Start of EXCERPTED RECORDS

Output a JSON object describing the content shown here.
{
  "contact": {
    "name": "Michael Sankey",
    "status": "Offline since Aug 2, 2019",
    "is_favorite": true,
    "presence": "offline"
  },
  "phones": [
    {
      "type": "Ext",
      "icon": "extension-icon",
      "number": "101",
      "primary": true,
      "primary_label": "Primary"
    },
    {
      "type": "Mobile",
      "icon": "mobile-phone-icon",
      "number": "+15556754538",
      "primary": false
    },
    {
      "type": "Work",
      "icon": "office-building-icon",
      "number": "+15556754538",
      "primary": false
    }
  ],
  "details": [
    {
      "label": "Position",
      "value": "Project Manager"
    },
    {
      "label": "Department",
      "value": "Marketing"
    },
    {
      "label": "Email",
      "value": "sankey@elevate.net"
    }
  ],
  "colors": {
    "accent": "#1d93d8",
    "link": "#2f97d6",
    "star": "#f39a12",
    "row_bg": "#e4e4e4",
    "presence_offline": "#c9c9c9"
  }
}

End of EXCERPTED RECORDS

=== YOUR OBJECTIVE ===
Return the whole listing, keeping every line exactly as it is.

=== ANSWER TO THIS PROBLEM ===
Output a JSON object describing the content shown here.
{
  "contact": {
    "name": "Michael Sankey",
    "status": "Offline since Aug 2, 2019",
    "is_favorite": true,
    "presence": "offline"
  },
  "phones": [
    {
      "type": "Ext",
      "icon": "extension-icon",
      "number": "101",
      "primary": true,
      "primary_label": "Primary"
    },
    {
      "type": "Mobile",
      "icon": "mobile-phone-icon",
      "number": "+15556754538",
      "primary": false
    },
    {
      "type": "Work",
      "icon": "office-building-icon",
      "number": "+15556754538",
      "primary": false
    }
  ],
  "details": [
    {
      "label": "Position",
      "value": "Project Manager"
    },
    {
      "label": "Department",
      "value": "Marketing"
    },
    {
      "label": "Email",
      "value": "sankey@elevate.net"
    }
  ],
  "colors": {
    "accent": "#1d93d8",
    "link": "#2f97d6",
    "star": "#f39a12",
    "row_bg": "#e4e4e4",
    "presence_offline": "#c9c9c9"
  }
}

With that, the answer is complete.